Consider the lilies how they grow: they toil not, they spin not; and yet I say unto you, that Solomon in all his glory was not arrayed like one of these. (Luke 12:27)
In the afternoon of the 5th of June 2015, I sat down by the waterside, exhausted by everything, completely empty and defeated. Then I looked up and saw the light, rippled in the water, and the tiny flowers brightly lit. Consider the lilies… I heard the words — Jesus’ words — spoken to me, comforting me.
Earlier that week, I had received a dreadful shock. I had not slept for a couple of nights. I could no longer function and my boss told me to take the day off and do something that I really liked. So I went home, grabbed my camera and went to the botanical gardens, in hope of enjoying their beauty, finding rest and capturing that in some pictures. I wandered round, desperately trying to enjoy myself, and find some rest. I sat for an hour under a tree, just staring, letting my racing thoughts run their course, no longer trying to understand. I did not succeed in taking pictures. All the magnificent flowers looked really dull on my camera display. And I needed their beauty so much! I desperately wanted to capture anything beautiful, perhaps to affirm to myself that all was not lost, that there are still some good things too. I could not. I did not have the energy to find the right composition, to capture these flowers in such a way that did them justice. Then, when I finally realised that I was really very tired, and willing to admit to myself that I had lost, I sat down by the waterside. In front of me a field of grass with the most common little flowers that exist, just buttercups, nothing special. The scene greeted me: light, softly rippling water, and these little gems.
My God was telling me that he was still there. Below the surface of all my failed good intentions, he was there. No need to fight so hard. No need to work so much. Just this: open your eyes and look at what God is doing.

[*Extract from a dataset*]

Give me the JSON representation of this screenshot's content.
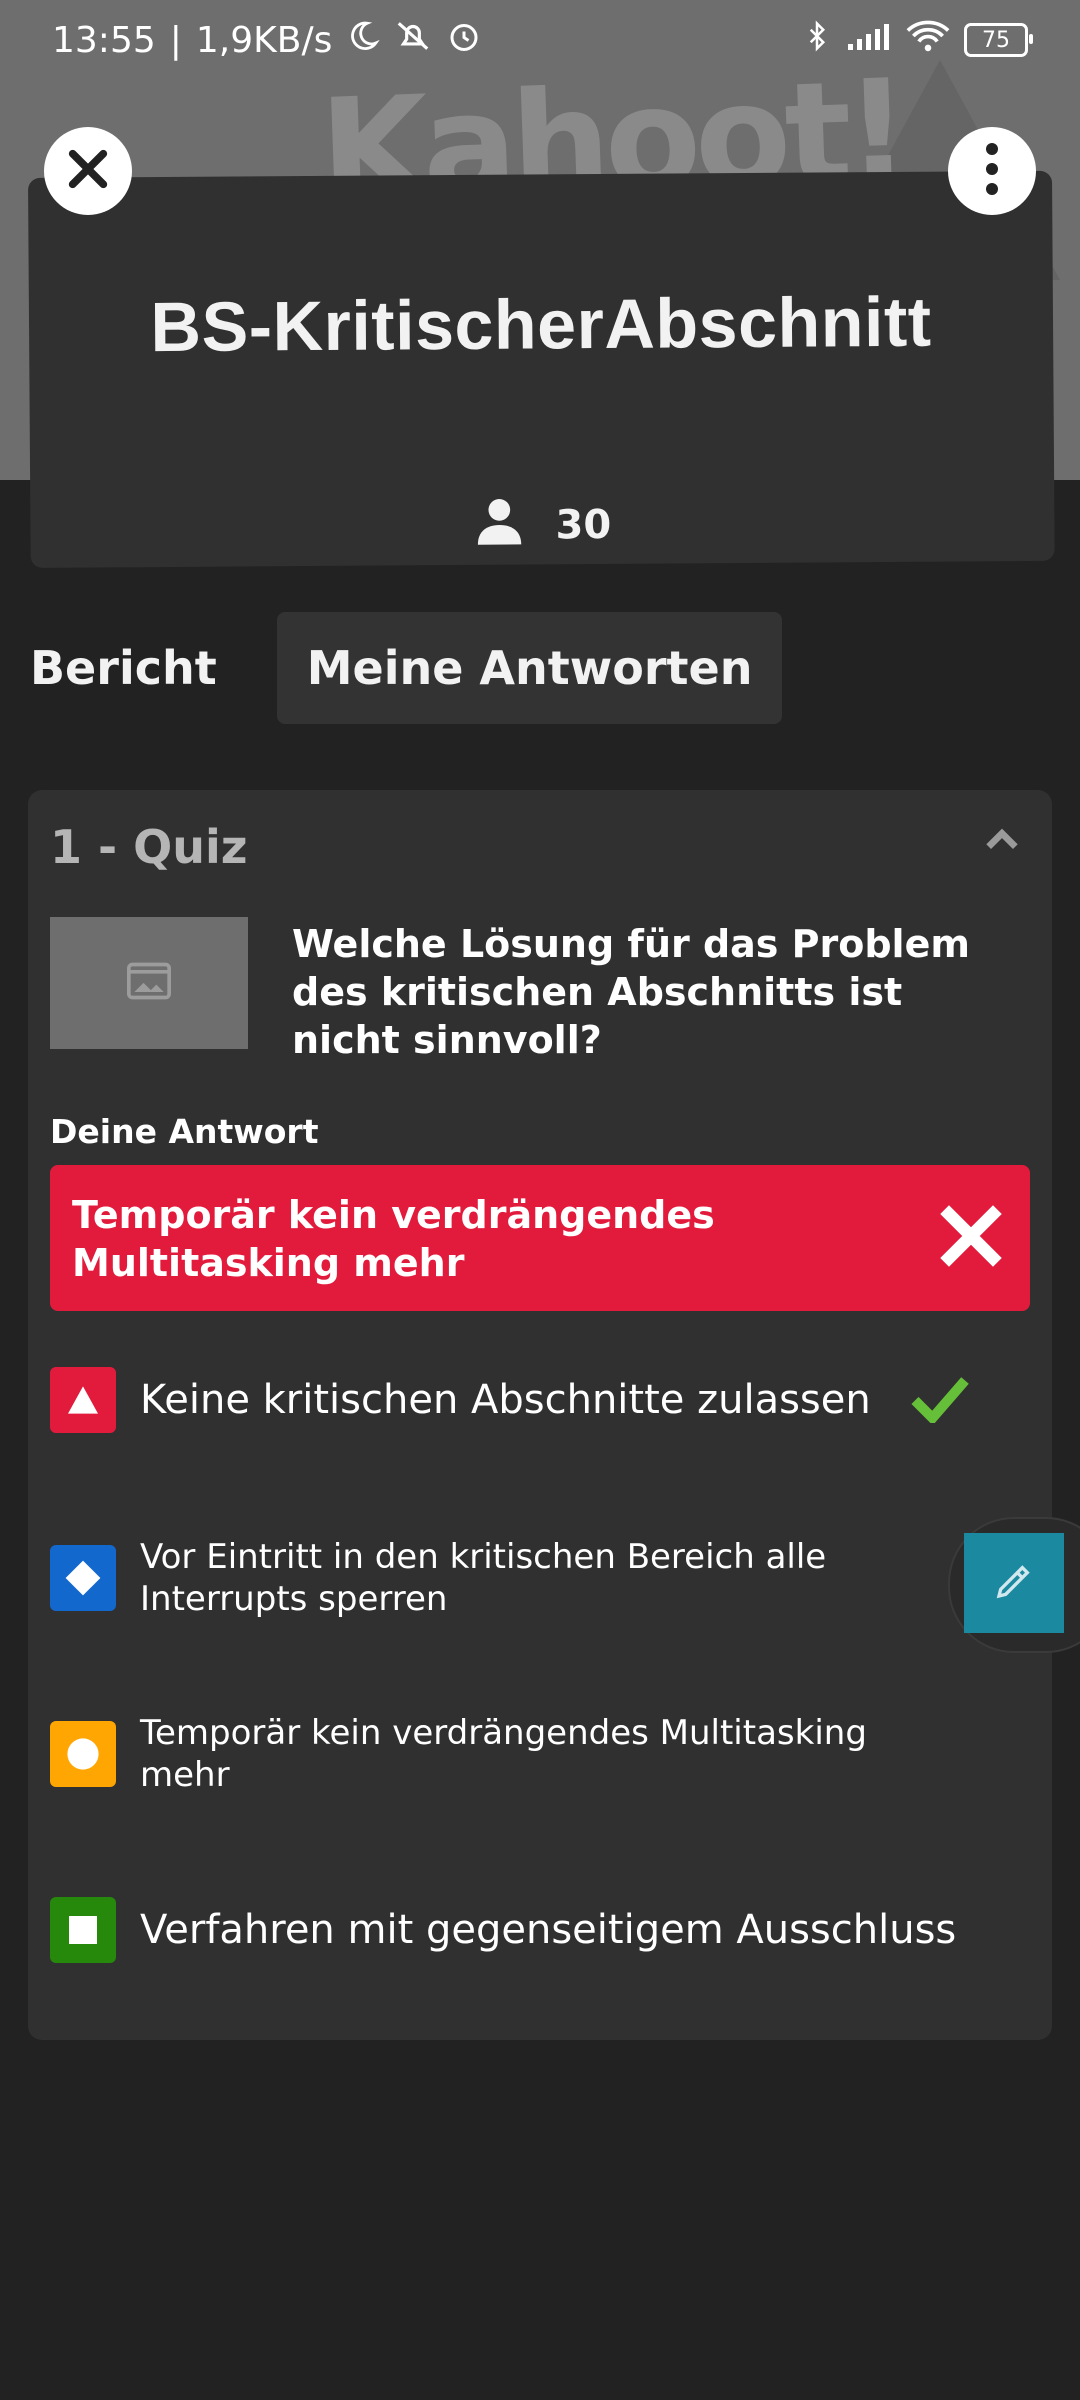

No, this is not the happy ending of a nice little story. It couldn’t be. It was the start of a much longer journey. But this moment surely was the foundation that kept me going during the very dark years that followed. Opening my eyes did not only show me beautiful little buttercups, but also the great dark confusion that resulted from fixed and rigid beliefs. So very painful to admit that my firm faith might have been misplaced. So difficult to accept that the things that I always trusted as being stable and good were in fact fallible and did cause great harm. Not that I already knew all that in that moment, for it takes time and a lot of struggling to see what to outsiders is so obvious. It is dreadful to feel as if all the foundations fall apart, and terrifying to lose all security, and then what? It raises the question if one can ever be sure of anything at all. I have felt such need to figure out what is true and stable, to clarify my confused thoughts that overwhelmed me. Much of my writing is the result of that process. Other texts are more positively inspired by this admonition to consider the lilies: I just want to open my eyes, look without prejudice to things that just exist, and then share my reflections.